Many Third World countries would have been driven to the wall by back-to-back years of floods and drought. North Korea, which suffered nature's disasters a decade ago, makes its problems worse with its leader's paranoid, Stalinist determination to isolate the nation from outsiders.
For 10 years, the United Nations' World Food Program has done what it could to limit the number of deaths by famine, providing millions of tons of food worth more than $1 billion.
When Pyongyang sometimes refused to let U.N. officials visit a province, the organization cut off the food. Its policy of "no access, no food aid" is necessary to ensure that dictators such as North Korea's Kim Jong Il don't take the milk and grain and give it to their soldiers and trusted civil servants, rather than those who need it most.

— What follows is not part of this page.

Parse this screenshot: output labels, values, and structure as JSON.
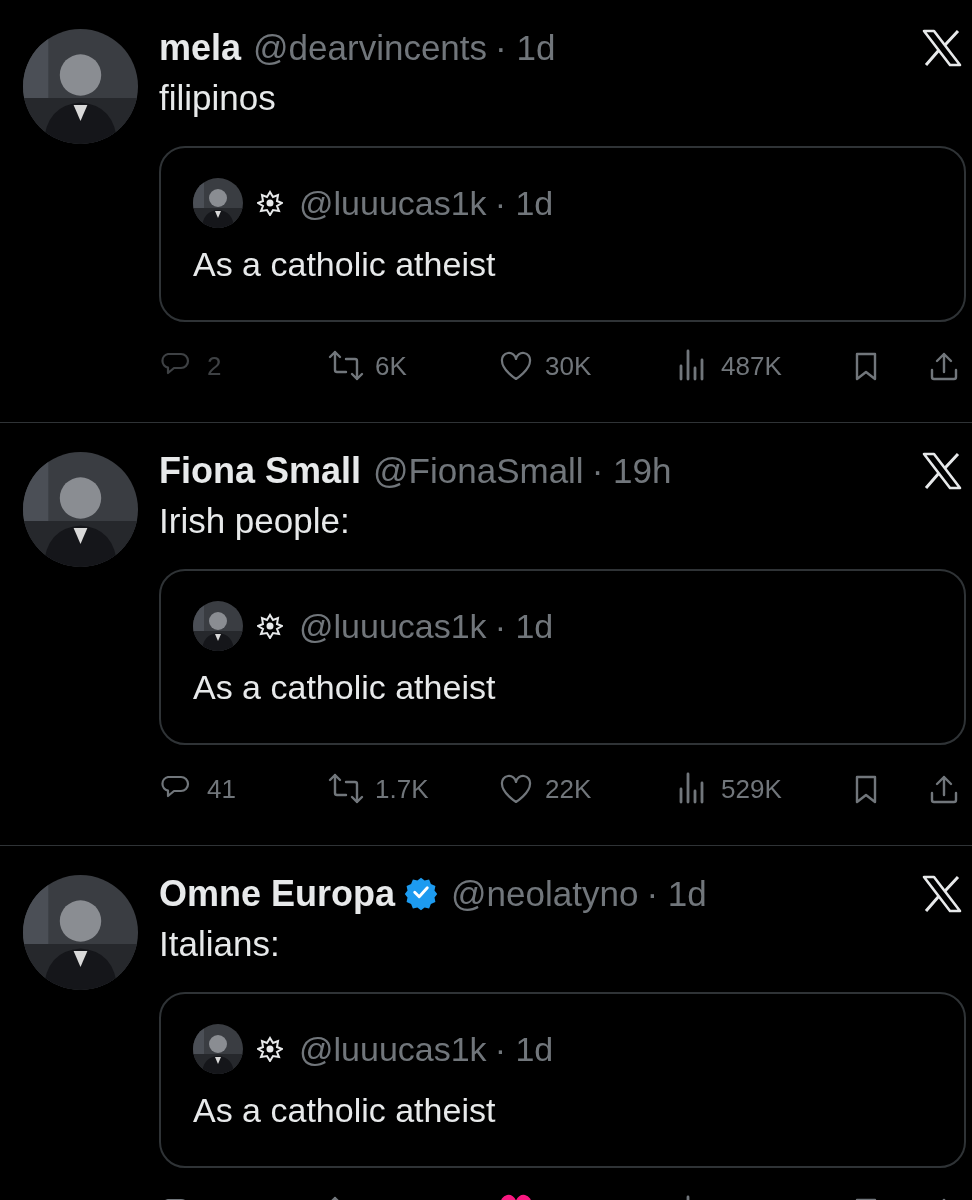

But now North Korea has forbidden private charities and the U.N. agency to deliver food.
Food aid, of course, is only part of the solution for North Korea's poverty problem.
[Excerpt of a L.A. Times editorial]